An increase in the pace of investment permits being issued is expected to play a key role in freeing up the necessary capital needed to help the economy return to growth as soon as possible. This has been communicated both by those directly concerned, ie private investors, and by other social partners, and the government has realized this since it took over the reins of the country.
Today, however, and while the country is facing another recession, it seems that acceleration efforts are focusing on legislative work as well. A bill recently submitted to parliament by Energy and Environment Minister Kostis Hatzidakis includes two regulations, which are seen as moving in the right direction. If they are implemented (a long-term problem of the Greek state), they will then be able to significantly accelerate licensing procedures.
As stated in the bill, "in our country today environmental permitting lasts 6 to 8 years when in other EU countries it lasts from 100 to 150 days, something which has consequences on attracting investment and job creation. This law sets strict deadlines and stipulates that among other things, services such as the forestry and archaeology offices - which often delay the process - will be called upon to go to the Central Council for Environmental Licensing (with representatives from 7 ministries) to explain the delays when they occur. This way cases will wind up quickly - either positively or negatively - and investors will not suffer for years for no reason."
This is regulation comes on top of a corresponding one, which was legislated last fall, also by the Ministry of Environment. Based on this, it is stipulated that if an ancient site is found in a large investment, the Archaeological Service must, within a maximum of sixty days, clarify exactly how it will be protected, without stopping the project.
This way, a time limit was introduced and businesses ceased to be at the mercy of uncontrolled dates, something which is reinforced by the 45-day institution, which is the maximum period within which a service must issue an opinion on investments (if it fails to do this, the officials involved will be subject to administrative penalties). According to market officials, for this regulation to work, on the one hand, the public administration needs to be adequately staffed, on the other hand, investors will need to fully provide all necessary information in the files submitted.
Another article included in the environmental bill under consideration concerns the participation of certified private appraisers in the licensing process. This regulation sets the framework for the involvement of private appraisers in the environmental licensing process so that further progress is achieved. This law will be followed by a presidential decree, which will determine their qualifications and controls applicable.
Meanwhile, at the end of March, following a joint ministerial decision, the Technical Chamber of Greece undertook another important reform, which was introduced in recent months: the Digital Map, an innovative institution, where the goal is to introduce in a single platform, where all the data available to the state on land is gathered.

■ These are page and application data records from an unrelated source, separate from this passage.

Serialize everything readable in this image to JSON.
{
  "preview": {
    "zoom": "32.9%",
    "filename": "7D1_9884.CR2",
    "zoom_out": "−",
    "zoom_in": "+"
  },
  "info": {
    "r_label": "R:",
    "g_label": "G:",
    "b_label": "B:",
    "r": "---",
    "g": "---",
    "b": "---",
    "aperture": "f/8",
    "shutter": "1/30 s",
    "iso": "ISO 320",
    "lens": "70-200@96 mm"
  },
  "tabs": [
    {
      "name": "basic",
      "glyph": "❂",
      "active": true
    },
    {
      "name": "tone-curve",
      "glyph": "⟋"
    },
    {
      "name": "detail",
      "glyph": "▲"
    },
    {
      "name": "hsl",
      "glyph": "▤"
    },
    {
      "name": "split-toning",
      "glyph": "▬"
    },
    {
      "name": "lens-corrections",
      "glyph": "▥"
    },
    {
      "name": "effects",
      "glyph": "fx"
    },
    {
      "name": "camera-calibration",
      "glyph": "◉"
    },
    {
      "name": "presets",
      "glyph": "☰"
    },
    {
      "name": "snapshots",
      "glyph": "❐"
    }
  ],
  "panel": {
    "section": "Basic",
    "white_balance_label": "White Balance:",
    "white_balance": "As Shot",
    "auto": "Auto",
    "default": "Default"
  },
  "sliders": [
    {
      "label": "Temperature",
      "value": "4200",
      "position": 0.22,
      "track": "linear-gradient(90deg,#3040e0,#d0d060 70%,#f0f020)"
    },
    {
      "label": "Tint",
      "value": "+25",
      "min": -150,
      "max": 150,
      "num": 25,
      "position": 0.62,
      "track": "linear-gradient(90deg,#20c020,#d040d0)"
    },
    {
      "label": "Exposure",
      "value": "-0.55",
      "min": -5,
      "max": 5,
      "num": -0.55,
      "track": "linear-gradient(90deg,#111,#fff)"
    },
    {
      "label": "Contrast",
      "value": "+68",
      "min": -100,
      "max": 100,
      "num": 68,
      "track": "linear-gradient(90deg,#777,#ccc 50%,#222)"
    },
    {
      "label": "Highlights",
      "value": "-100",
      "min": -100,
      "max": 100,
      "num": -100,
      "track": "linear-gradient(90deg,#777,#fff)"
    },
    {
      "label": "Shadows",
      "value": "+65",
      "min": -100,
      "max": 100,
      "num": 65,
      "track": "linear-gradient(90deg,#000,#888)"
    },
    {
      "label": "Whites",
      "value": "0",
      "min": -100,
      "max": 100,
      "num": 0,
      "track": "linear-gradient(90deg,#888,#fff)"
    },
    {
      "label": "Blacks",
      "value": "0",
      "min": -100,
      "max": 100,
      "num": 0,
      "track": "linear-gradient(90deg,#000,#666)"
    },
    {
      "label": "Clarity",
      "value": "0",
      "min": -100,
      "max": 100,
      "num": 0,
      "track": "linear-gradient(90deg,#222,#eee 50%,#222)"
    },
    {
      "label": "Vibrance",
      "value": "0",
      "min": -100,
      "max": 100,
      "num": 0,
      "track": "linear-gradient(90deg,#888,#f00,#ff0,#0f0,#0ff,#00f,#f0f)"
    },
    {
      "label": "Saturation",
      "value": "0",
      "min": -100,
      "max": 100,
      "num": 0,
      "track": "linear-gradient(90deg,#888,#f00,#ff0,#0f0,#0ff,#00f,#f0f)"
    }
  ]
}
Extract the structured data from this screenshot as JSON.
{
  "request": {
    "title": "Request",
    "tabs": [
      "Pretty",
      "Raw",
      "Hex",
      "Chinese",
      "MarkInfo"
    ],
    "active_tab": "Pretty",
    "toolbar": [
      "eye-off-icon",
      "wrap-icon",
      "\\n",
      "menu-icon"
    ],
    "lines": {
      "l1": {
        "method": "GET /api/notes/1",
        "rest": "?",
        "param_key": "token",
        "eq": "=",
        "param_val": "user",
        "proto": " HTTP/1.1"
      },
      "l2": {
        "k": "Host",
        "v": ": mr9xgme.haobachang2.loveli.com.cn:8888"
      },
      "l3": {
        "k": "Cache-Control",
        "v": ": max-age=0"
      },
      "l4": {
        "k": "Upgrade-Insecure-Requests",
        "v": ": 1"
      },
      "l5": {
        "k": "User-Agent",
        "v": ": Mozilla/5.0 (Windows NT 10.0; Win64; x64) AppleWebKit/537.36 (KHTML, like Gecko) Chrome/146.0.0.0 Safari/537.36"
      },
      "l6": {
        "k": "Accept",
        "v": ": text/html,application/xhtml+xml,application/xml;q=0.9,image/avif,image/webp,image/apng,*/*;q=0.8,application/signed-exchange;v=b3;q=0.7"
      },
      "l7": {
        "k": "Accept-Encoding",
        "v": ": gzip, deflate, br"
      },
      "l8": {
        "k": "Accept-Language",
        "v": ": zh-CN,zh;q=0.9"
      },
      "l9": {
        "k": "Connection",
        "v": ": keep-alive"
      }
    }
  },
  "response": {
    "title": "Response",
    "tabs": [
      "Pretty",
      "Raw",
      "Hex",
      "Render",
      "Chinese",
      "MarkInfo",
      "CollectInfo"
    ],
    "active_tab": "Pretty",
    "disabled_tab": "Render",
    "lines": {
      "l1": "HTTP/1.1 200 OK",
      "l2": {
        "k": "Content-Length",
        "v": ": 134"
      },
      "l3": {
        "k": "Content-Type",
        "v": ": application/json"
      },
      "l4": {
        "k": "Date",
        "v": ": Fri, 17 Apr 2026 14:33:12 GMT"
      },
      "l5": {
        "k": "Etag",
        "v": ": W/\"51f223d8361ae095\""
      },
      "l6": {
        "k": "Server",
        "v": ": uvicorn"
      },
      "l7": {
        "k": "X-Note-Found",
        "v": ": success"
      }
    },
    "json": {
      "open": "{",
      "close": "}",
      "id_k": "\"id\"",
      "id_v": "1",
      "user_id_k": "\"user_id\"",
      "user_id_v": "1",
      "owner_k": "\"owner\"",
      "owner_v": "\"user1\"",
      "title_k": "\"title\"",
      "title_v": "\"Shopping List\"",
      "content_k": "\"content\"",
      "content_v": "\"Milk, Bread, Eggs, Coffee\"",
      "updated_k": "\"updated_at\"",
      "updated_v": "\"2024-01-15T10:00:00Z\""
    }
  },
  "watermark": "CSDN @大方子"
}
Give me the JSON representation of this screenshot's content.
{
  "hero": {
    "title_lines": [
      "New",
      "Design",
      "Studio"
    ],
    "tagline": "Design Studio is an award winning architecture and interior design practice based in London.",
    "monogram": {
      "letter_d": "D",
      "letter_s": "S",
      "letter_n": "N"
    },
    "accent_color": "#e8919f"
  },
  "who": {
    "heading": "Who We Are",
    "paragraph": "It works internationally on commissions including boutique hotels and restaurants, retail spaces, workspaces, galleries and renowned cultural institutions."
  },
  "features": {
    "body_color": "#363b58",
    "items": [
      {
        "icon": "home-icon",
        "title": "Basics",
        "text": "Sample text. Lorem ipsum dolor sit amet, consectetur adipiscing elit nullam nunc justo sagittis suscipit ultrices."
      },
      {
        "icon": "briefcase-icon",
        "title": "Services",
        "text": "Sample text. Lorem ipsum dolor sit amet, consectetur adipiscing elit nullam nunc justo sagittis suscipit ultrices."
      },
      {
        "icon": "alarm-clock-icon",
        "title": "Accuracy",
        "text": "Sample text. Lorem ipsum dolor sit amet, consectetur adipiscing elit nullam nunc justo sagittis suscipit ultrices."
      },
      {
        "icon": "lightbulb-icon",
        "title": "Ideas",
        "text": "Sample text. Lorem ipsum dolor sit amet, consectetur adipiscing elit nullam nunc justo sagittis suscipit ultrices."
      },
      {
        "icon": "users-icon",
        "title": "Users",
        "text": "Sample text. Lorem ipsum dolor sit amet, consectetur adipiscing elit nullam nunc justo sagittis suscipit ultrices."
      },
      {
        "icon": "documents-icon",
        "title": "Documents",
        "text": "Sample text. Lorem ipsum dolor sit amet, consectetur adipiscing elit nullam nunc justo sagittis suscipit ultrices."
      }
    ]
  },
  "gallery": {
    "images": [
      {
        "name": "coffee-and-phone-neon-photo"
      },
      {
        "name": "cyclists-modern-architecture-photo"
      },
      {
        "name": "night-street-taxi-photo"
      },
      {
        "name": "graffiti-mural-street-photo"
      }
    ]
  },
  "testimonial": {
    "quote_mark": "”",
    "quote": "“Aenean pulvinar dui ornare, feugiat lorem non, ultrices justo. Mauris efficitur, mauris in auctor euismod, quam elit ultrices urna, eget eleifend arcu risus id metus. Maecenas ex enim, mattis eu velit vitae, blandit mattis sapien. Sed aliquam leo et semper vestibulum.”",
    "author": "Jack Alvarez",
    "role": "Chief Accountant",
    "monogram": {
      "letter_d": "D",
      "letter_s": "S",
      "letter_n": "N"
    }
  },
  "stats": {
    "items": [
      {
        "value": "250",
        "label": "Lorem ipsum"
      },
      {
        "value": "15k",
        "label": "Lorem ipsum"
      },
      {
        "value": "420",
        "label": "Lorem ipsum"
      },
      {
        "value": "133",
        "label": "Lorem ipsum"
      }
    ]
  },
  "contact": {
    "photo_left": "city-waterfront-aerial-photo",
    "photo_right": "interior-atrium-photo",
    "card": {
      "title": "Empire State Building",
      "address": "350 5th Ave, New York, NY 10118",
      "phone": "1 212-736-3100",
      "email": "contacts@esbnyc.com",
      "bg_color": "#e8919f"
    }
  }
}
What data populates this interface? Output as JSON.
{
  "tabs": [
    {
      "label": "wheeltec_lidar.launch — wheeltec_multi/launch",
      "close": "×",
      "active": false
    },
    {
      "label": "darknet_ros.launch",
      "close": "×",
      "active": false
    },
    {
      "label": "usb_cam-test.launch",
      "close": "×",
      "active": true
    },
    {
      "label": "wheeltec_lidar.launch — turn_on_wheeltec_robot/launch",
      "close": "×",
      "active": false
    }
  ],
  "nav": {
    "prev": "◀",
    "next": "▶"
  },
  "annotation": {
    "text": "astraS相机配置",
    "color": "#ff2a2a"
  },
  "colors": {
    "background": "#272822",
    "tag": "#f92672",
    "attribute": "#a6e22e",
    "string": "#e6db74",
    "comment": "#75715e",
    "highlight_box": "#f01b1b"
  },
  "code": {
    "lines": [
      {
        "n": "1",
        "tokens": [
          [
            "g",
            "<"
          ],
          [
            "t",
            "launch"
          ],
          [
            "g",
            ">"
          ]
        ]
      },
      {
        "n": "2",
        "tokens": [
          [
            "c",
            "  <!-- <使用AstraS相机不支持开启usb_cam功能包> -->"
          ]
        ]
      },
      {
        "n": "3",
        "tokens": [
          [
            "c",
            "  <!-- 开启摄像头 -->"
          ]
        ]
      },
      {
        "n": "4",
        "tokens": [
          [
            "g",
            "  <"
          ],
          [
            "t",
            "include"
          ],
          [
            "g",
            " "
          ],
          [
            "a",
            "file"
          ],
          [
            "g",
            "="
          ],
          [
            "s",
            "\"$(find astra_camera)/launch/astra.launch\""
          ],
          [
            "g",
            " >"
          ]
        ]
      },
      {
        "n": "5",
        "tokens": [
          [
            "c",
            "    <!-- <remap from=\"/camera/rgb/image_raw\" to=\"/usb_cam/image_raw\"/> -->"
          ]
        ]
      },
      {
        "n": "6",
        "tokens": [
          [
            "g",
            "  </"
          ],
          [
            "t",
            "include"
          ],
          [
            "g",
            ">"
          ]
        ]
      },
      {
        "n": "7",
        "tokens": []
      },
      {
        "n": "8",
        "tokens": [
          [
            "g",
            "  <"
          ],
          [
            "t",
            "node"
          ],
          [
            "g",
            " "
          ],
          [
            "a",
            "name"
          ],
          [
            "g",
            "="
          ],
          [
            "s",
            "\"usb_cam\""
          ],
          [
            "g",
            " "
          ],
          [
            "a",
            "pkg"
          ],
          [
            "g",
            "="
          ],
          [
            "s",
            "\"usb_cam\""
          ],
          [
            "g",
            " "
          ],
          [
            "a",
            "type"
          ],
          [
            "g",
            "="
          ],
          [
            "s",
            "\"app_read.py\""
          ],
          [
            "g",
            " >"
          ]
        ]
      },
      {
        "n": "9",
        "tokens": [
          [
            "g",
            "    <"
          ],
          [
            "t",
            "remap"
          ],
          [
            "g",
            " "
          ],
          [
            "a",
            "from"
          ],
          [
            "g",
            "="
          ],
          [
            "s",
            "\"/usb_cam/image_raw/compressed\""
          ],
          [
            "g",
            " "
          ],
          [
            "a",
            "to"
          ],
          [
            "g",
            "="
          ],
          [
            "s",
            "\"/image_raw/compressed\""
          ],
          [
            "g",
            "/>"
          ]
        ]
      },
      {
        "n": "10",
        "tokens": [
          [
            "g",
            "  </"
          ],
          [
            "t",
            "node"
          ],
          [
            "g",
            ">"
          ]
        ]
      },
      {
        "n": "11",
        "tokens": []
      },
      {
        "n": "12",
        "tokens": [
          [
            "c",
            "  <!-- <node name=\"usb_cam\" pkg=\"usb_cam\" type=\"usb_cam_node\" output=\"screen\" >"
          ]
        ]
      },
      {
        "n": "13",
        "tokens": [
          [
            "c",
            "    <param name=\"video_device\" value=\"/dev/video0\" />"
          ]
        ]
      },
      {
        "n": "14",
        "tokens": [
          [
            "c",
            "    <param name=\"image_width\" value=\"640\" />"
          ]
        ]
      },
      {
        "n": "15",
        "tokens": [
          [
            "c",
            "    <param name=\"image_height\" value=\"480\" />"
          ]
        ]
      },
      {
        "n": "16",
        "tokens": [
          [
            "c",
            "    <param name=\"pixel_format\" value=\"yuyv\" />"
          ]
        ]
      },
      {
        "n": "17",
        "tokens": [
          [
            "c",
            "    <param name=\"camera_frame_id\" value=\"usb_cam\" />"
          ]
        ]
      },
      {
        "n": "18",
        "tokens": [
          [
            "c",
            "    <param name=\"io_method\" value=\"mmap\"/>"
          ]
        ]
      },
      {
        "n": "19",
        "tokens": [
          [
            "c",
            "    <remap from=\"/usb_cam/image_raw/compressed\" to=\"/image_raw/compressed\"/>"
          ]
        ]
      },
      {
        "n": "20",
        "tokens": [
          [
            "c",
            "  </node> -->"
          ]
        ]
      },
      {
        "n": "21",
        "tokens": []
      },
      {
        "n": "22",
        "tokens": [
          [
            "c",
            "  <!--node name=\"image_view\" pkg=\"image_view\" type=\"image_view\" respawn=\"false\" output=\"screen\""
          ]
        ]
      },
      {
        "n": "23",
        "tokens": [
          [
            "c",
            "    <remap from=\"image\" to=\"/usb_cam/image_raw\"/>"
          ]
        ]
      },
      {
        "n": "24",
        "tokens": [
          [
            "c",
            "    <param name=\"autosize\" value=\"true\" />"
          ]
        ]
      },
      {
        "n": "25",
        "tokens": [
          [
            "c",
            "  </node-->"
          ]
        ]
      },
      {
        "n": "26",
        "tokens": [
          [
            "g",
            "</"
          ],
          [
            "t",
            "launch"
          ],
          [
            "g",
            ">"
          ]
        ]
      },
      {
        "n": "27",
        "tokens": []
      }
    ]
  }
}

This platform will be free to individuals and investors so that they can know in advance if an area of interest is forestland or of particular archaeological significance. The goal is that with the press of a button, and without needing to visit any relevant public services, those interested can be informed about data such as building conditions, land uses, settlement boundaries, forest areas, archeological sites, protected areas, etc.
The start will be made with the Hellinikon investment, which is estimated to enter a full implementation phase in the last quarter of the year. With the casino issue settled, which was one of the latest prerequisites for signing the contract between the Greek government and Lamda Development, the project's development is expected to accelerate. Some preliminary work has already begun in the area, which will be intensified in the coming months.